I'd be remiss if I didn't mention the reason the yield is so high on GDP-D and that is default risk. GDP is a speculative oil and gas firm and one must understand this before pulling the trigger on GDP-D. This is not a preferred you can buy and forget about; holding GDP-D takes constant monitoring of GDP's business and financial condition. This issue is rated as Caa2/CCC-, meaning it is junk-rated. However, you are being compensated for that risk with the very high yield; you just have to make sure you understand the risks fully before entering a position. Due diligence is paramount on this issue in particular and should not be skipped.
GDP-D offers enterprising investors the chance to own a preferred that yields very close to 10% and is trading at a slight discount to its issue and call price. While there is no mistaking that this is a high risk, high reward preferred, it can still have a place in your income portfolio. Please, before taking any action on GDP-D, understand the risks of owning preferred stock in a small, speculative oil and gas firm as there is the chance it could eventually run into liquidity issues. While dividends are guaranteed on GDP-D, it doesn't mean GDP will necessarily be able to cover them forever. GDP-D can provide you with very nice income and there is no threat of GDP defaulting right now but this is a buy and monitor security, not buy and hold.

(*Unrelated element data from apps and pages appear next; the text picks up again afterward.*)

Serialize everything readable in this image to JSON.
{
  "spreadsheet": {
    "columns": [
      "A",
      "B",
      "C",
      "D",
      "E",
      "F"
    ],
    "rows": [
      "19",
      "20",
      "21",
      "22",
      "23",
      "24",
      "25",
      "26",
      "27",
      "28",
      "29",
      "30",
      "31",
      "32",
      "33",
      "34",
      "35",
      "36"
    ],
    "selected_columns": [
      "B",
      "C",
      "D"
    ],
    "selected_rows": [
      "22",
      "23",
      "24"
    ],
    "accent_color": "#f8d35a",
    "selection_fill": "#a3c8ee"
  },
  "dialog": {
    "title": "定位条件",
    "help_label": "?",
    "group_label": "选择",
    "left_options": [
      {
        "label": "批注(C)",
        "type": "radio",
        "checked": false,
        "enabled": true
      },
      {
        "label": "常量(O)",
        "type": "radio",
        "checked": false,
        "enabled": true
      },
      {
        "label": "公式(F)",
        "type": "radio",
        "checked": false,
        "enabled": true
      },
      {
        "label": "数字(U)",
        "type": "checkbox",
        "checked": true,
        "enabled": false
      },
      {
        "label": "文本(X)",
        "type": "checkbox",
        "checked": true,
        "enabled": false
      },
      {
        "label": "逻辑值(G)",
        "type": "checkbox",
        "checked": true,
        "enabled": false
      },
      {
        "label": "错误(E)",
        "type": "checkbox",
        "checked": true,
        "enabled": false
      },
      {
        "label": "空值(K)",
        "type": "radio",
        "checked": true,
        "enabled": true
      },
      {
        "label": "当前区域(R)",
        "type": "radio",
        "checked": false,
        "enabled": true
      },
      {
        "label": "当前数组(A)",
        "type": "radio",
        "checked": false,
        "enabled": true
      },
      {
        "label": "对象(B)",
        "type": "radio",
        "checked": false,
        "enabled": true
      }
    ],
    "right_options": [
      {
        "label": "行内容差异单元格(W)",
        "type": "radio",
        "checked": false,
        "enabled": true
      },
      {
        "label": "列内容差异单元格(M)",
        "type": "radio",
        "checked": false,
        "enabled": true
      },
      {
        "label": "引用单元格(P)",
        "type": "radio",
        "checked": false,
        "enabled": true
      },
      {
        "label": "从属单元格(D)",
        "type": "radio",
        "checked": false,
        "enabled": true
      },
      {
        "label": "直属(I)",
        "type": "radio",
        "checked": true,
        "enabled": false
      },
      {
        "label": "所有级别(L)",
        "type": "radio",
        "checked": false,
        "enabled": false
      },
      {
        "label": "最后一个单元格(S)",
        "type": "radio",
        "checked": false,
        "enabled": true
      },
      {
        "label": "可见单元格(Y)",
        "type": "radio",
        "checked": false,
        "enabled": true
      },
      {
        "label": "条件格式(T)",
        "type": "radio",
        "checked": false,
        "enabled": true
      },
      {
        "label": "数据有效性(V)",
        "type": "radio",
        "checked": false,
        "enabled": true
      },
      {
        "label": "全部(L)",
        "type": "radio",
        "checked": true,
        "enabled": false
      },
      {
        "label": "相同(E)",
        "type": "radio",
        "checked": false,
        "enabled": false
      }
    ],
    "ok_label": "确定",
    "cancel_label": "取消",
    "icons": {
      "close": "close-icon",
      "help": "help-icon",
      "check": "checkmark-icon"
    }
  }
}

Disclosure: I have no positions in any stocks mentioned, and no plans to initiate any positions within the next 72 hours. I wrote this article myself, and it expresses my own opinions. I am not receiving compensation for it (other than from Seeking Alpha). I have no business relationship with any company whose stock is mentioned in this article.